**Exercise input:**
╔══

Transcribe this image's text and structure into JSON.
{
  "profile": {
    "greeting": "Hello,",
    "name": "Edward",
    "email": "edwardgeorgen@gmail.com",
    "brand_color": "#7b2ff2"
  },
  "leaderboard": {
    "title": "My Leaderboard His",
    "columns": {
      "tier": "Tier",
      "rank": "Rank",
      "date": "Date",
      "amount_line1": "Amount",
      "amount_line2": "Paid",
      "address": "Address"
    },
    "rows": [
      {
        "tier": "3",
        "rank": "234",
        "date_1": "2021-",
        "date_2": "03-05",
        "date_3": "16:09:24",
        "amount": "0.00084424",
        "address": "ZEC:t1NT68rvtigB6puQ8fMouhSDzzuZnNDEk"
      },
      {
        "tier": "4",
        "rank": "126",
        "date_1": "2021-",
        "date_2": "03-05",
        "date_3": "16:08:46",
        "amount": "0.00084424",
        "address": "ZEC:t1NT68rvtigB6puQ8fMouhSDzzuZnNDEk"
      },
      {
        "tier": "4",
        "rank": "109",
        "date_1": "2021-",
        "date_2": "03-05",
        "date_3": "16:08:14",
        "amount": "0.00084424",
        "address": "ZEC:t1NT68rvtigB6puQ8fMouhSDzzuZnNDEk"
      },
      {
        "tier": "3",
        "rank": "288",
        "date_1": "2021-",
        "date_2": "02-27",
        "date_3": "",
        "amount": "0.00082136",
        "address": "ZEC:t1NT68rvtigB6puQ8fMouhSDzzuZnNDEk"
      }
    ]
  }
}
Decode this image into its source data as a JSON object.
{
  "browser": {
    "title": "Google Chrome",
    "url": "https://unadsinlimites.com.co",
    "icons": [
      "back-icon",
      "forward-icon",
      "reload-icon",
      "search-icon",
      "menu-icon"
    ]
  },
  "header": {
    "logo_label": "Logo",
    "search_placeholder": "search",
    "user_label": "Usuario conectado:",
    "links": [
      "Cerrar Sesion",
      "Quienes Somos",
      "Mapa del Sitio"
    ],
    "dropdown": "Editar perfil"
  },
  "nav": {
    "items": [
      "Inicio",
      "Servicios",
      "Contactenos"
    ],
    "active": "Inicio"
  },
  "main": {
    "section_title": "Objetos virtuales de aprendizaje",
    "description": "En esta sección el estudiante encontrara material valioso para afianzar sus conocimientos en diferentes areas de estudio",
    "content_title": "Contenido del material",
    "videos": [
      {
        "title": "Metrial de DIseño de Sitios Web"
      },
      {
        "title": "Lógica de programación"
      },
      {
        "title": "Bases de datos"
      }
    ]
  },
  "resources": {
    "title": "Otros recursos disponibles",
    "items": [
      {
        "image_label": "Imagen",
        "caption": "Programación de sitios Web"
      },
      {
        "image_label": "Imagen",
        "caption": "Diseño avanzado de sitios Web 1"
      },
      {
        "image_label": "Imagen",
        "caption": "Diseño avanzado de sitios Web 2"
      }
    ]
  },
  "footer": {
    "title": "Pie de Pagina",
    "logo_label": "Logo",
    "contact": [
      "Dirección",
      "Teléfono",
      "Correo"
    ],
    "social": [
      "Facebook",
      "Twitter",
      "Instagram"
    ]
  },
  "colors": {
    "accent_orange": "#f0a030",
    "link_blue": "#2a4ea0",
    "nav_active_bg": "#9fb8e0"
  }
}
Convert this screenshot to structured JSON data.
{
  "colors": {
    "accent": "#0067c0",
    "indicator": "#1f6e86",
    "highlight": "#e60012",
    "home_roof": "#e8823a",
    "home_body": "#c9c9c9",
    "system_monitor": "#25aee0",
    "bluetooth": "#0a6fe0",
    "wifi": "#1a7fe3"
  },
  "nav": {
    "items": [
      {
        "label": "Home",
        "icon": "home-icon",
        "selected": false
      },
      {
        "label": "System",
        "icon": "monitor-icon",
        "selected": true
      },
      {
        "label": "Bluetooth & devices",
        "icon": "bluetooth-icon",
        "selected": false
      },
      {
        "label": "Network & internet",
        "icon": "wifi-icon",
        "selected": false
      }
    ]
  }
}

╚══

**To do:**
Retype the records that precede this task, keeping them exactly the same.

**Solution to the problem:**
Transcribe this image's text and structure into JSON.
{
  "profile": {
    "greeting": "Hello,",
    "name": "Edward",
    "email": "edwardgeorgen@gmail.com",
    "brand_color": "#7b2ff2"
  },
  "leaderboard": {
    "title": "My Leaderboard His",
    "columns": {
      "tier": "Tier",
      "rank": "Rank",
      "date": "Date",
      "amount_line1": "Amount",
      "amount_line2": "Paid",
      "address": "Address"
    },
    "rows": [
      {
        "tier": "3",
        "rank": "234",
        "date_1": "2021-",
        "date_2": "03-05",
        "date_3": "16:09:24",
        "amount": "0.00084424",
        "address": "ZEC:t1NT68rvtigB6puQ8fMouhSDzzuZnNDEk"
      },
      {
        "tier": "4",
        "rank": "126",
        "date_1": "2021-",
        "date_2": "03-05",
        "date_3": "16:08:46",
        "amount": "0.00084424",
        "address": "ZEC:t1NT68rvtigB6puQ8fMouhSDzzuZnNDEk"
      },
      {
        "tier": "4",
        "rank": "109",
        "date_1": "2021-",
        "date_2": "03-05",
        "date_3": "16:08:14",
        "amount": "0.00084424",
        "address": "ZEC:t1NT68rvtigB6puQ8fMouhSDzzuZnNDEk"
      },
      {
        "tier": "3",
        "rank": "288",
        "date_1": "2021-",
        "date_2": "02-27",
        "date_3": "",
        "amount": "0.00082136",
        "address": "ZEC:t1NT68rvtigB6puQ8fMouhSDzzuZnNDEk"
      }
    ]
  }
}
Decode this image into its source data as a JSON object.
{
  "browser": {
    "title": "Google Chrome",
    "url": "https://unadsinlimites.com.co",
    "icons": [
      "back-icon",
      "forward-icon",
      "reload-icon",
      "search-icon",
      "menu-icon"
    ]
  },
  "header": {
    "logo_label": "Logo",
    "search_placeholder": "search",
    "user_label": "Usuario conectado:",
    "links": [
      "Cerrar Sesion",
      "Quienes Somos",
      "Mapa del Sitio"
    ],
    "dropdown": "Editar perfil"
  },
  "nav": {
    "items": [
      "Inicio",
      "Servicios",
      "Contactenos"
    ],
    "active": "Inicio"
  },
  "main": {
    "section_title": "Objetos virtuales de aprendizaje",
    "description": "En esta sección el estudiante encontrara material valioso para afianzar sus conocimientos en diferentes areas de estudio",
    "content_title": "Contenido del material",
    "videos": [
      {
        "title": "Metrial de DIseño de Sitios Web"
      },
      {
        "title": "Lógica de programación"
      },
      {
        "title": "Bases de datos"
      }
    ]
  },
  "resources": {
    "title": "Otros recursos disponibles",
    "items": [
      {
        "image_label": "Imagen",
        "caption": "Programación de sitios Web"
      },
      {
        "image_label": "Imagen",
        "caption": "Diseño avanzado de sitios Web 1"
      },
      {
        "image_label": "Imagen",
        "caption": "Diseño avanzado de sitios Web 2"
      }
    ]
  },
  "footer": {
    "title": "Pie de Pagina",
    "logo_label": "Logo",
    "contact": [
      "Dirección",
      "Teléfono",
      "Correo"
    ],
    "social": [
      "Facebook",
      "Twitter",
      "Instagram"
    ]
  },
  "colors": {
    "accent_orange": "#f0a030",
    "link_blue": "#2a4ea0",
    "nav_active_bg": "#9fb8e0"
  }
}
Convert this screenshot to structured JSON data.
{
  "colors": {
    "accent": "#0067c0",
    "indicator": "#1f6e86",
    "highlight": "#e60012",
    "home_roof": "#e8823a",
    "home_body": "#c9c9c9",
    "system_monitor": "#25aee0",
    "bluetooth": "#0a6fe0",
    "wifi": "#1a7fe3"
  },
  "nav": {
    "items": [
      {
        "label": "Home",
        "icon": "home-icon",
        "selected": false
      },
      {
        "label": "System",
        "icon": "monitor-icon",
        "selected": true
      },
      {
        "label": "Bluetooth & devices",
        "icon": "bluetooth-icon",
        "selected": false
      },
      {
        "label": "Network & internet",
        "icon": "wifi-icon",
        "selected": false
      }
    ]
  }
}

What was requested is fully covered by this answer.